Hundreds of Turkish nationalists have been protesting outside a controversial conference on the mass killings of Armenians under Ottoman rule.
Resistance to a free debate on the issue is still strong in Turkey
They chanted slogans and booed delegates entering Istanbul's Bilgi University for the two-day event.
The conference had been due to open on Friday, at another venue, but was stopped from doing so by a court order.
Debate of the killings has been taboo in Turkey but there is outside pressure for greater freedom of speech.
"Treason will not go unpunished" and "This is Turkey, love it or leave it," shouted the demonstrators.
"The Armenian genocide is an international lie," read a huge banner carried by members of the minor left-wing Workers' Party.
Armenians worldwide have been campaigning for decades for the deaths - thought to have been more than a million, around the time of WWI - to be recognised universally as genocide.
The conference discussing the issue was due to be held at Istanbul's Bosphorus University, but it was banned by an Istanbul court after complaints by nationalists that the historians behind it were "traitors".
The historians challenge official Turkish accounts of the killings, which give a much smaller death toll and link Armenian losses to civil strife in which many Turks also died.
The court ruling brought emotionally charged scenes on the Bosphorus campus on Friday, said the BBC's Sarah Rainsford in Istanbul.
Students, angry that the conference was cancelled, taped their mouths while small groups of nationalists gathered to condemn plans for the forum.
Bilgi University stepped in "in the name of freedom of expression and thought", said its president, Aydin Ugur.
Government leaders regretted the court ruling which "cast a shadow on the process of democratisation and freedoms", according to Prime Minister Recep Tayyip Erdogan.
"If we have confidence in our own beliefs, we should not fear freedom of thought," he told separate gathering of academics on Saturday.
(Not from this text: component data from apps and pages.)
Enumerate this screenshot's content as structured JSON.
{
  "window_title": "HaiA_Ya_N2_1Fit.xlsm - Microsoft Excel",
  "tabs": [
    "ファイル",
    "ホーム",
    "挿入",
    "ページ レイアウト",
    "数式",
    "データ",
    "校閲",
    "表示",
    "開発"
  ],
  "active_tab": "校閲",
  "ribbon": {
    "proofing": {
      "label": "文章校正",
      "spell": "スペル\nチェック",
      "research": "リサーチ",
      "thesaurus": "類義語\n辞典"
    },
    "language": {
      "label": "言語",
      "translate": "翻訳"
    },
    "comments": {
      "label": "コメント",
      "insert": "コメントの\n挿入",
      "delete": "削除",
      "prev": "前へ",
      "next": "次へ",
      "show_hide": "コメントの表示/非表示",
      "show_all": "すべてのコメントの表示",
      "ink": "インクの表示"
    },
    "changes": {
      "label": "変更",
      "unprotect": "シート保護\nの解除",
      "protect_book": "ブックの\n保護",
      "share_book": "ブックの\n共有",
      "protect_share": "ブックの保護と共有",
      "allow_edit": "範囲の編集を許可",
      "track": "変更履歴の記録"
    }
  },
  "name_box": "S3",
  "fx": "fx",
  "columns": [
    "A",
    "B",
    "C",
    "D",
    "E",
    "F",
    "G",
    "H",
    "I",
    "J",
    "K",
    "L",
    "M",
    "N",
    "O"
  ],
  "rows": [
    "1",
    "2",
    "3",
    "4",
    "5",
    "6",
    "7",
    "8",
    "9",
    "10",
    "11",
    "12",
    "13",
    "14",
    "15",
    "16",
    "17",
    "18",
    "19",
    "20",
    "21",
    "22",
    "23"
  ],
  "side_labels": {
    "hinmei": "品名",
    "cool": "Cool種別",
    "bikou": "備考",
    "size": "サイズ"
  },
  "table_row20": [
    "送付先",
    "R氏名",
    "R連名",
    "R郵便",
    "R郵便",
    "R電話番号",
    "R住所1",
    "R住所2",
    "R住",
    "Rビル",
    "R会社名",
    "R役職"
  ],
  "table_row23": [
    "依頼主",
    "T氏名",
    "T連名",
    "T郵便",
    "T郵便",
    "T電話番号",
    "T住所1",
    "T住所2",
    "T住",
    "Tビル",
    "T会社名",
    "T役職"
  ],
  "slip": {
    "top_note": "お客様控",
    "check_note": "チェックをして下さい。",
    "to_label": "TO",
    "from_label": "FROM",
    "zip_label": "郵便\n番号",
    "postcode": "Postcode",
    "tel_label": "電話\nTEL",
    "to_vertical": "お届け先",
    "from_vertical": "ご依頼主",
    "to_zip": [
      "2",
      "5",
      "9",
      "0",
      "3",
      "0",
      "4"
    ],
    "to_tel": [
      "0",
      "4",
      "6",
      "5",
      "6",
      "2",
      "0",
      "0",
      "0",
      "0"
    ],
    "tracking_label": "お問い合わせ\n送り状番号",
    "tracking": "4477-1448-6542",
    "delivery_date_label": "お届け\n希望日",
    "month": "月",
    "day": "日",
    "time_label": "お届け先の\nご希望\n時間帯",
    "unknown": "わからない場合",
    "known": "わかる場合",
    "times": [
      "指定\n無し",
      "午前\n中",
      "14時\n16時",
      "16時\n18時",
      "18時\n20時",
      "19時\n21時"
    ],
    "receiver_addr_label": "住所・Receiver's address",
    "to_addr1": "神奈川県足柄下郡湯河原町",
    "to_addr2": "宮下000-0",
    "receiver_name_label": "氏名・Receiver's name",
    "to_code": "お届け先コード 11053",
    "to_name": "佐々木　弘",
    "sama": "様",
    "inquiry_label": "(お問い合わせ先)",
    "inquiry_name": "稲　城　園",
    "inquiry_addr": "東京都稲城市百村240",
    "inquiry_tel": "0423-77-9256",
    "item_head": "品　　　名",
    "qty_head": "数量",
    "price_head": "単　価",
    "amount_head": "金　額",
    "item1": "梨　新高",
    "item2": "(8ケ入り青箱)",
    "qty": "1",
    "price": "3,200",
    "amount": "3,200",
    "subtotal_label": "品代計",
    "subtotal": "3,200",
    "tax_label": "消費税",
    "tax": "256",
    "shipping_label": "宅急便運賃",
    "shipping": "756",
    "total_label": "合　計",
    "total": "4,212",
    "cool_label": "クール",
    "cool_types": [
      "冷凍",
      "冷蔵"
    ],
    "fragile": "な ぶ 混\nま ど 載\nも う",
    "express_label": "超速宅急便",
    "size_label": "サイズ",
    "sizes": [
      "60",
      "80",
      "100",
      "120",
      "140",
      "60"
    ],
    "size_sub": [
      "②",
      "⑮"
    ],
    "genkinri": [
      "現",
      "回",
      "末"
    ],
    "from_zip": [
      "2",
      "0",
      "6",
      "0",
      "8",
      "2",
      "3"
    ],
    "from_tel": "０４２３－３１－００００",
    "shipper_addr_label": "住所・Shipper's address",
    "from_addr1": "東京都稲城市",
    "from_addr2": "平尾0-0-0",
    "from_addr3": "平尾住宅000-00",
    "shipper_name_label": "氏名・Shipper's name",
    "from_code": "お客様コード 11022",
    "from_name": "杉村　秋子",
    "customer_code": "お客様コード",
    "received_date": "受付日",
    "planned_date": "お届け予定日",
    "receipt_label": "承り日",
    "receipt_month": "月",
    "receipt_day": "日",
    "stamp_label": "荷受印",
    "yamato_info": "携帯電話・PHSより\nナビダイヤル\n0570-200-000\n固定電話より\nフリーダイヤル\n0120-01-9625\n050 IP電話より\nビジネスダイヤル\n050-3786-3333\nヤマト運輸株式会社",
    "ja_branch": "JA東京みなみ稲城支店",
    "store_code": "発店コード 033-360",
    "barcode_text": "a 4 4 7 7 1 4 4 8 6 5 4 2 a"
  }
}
EU enlargement commissioner Krisztina Nagy said Brussels strongly deplored the court's "attempt to prevent the Turkish society from discussing its history".
Turkey begins talks on joining the EU in two weeks' time.